U.S. corporations are currently storing roughly $2 trillion in profits offshore and Obama wants to tap into that money through a one-time 14 percent repatriation tax and a 19 percent minimum tax on future foreign earnings. Republican lawmakers haven’t embraced  Obama’s foreign profits tax proposals warmly, but the plan’s similarity to ideas pitched by some in the GOP may set it as an opening bid for business tax reform, particularly since House Ways and Means Chairman Paul Ryan wants to start the reform process by summer’s end.

The similarity between Obama’s plan and one pitched by former Republican House Ways and Means Committee chairman Dave Camp shows there is some space for negotiation — space that will be crucial as Ryan tries to solidify reform efforts in the coming months.

Obama unveiled his international tax plan as part of his 2016 budget blueprint, which the White House released at the beginning of the month. Under the plan, U.S. companies will no longer be allowed to defer taxes on their foreign earnings until they are returned to the U.S. Instead, corporations would pay a one-time tax of 14 percent on so-far untaxed offshore profits and a minimum tax of 19 percent on future earnings.

According to the budget, the 14 percent repatriation tax could raise $268 billion to help pay for a $478 billion, six-year reauthorization of the Highway Trust Fund, which is expected to run out of money in June. The minimum 19 percent tax would raise $206 billion over 10 years, the budget says.

By way of comparison, Dave Camp proposed an 8.75 percent repatriation tax in a comprehensive tax reform proposal he released last year. Camp also wanted to place a minimum 15 percent tax on companies’ intangible earnings, regardless of where they were earned.

Meanwhile, Sens. Rand Paul, R-Ky., and Barbara Boxer, D-Calif., also support a repatriation tax, albeit at a much smaller 6.5 percent rate.
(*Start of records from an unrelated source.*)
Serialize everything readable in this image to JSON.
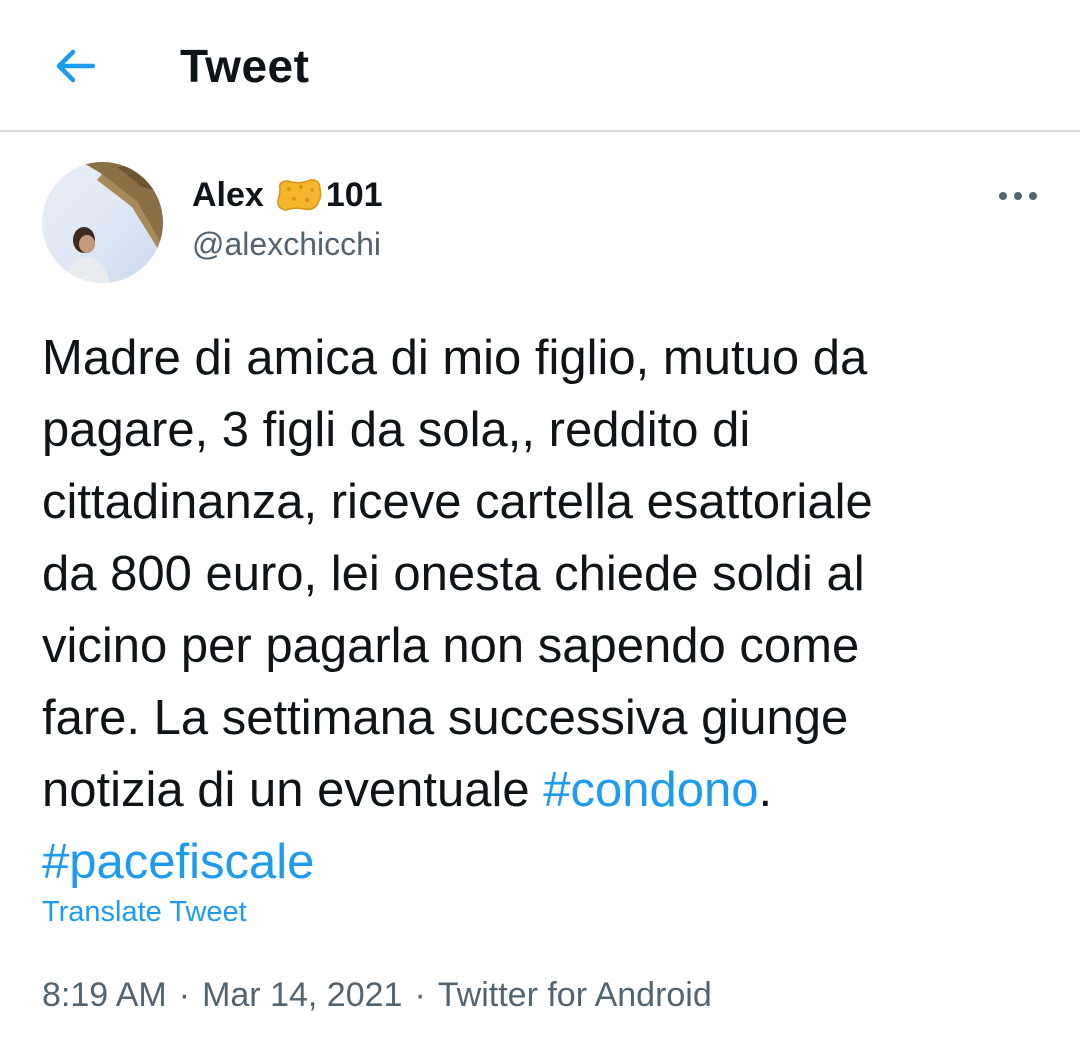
{
  "header": {
    "title": "Tweet",
    "back_icon": "arrow-left-icon",
    "accent_color": "#1d9bf0"
  },
  "author": {
    "name": "Alex",
    "name_suffix": "101",
    "emoji_icon": "sponge-icon",
    "handle": "@alexchicchi"
  },
  "tweet": {
    "text_lines": [
      "Madre di amica di mio figlio, mutuo da",
      "pagare, 3 figli da sola,, reddito di",
      "cittadinanza, riceve cartella esattoriale",
      "da 800 euro, lei onesta chiede soldi al",
      "vicino per pagarla non sapendo come",
      "fare. La settimana successiva giunge"
    ],
    "last_line_prefix": "notizia di un eventuale ",
    "hashtag_1": "#condono",
    "last_line_suffix": ".",
    "hashtag_2": "#pacefiscale",
    "translate_label": "Translate Tweet"
  },
  "meta": {
    "time": "8:19 AM",
    "separator": "·",
    "date": "Mar 14, 2021",
    "source": "Twitter for Android"
  }
}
At the end of January, the bipartisan duo introduced legislation that would give companies five years to bring their deferred offshore earnings back to the U.S. and would use that revenue to fill the Highway Trust Fund, much like the Obama proposal would.

Meanwhile, it does appear that both sides of the aisle are seriously considering some sort of comprehensive reform plan, which could be aided by the similarities in Camp and Obama’s international tax proposals.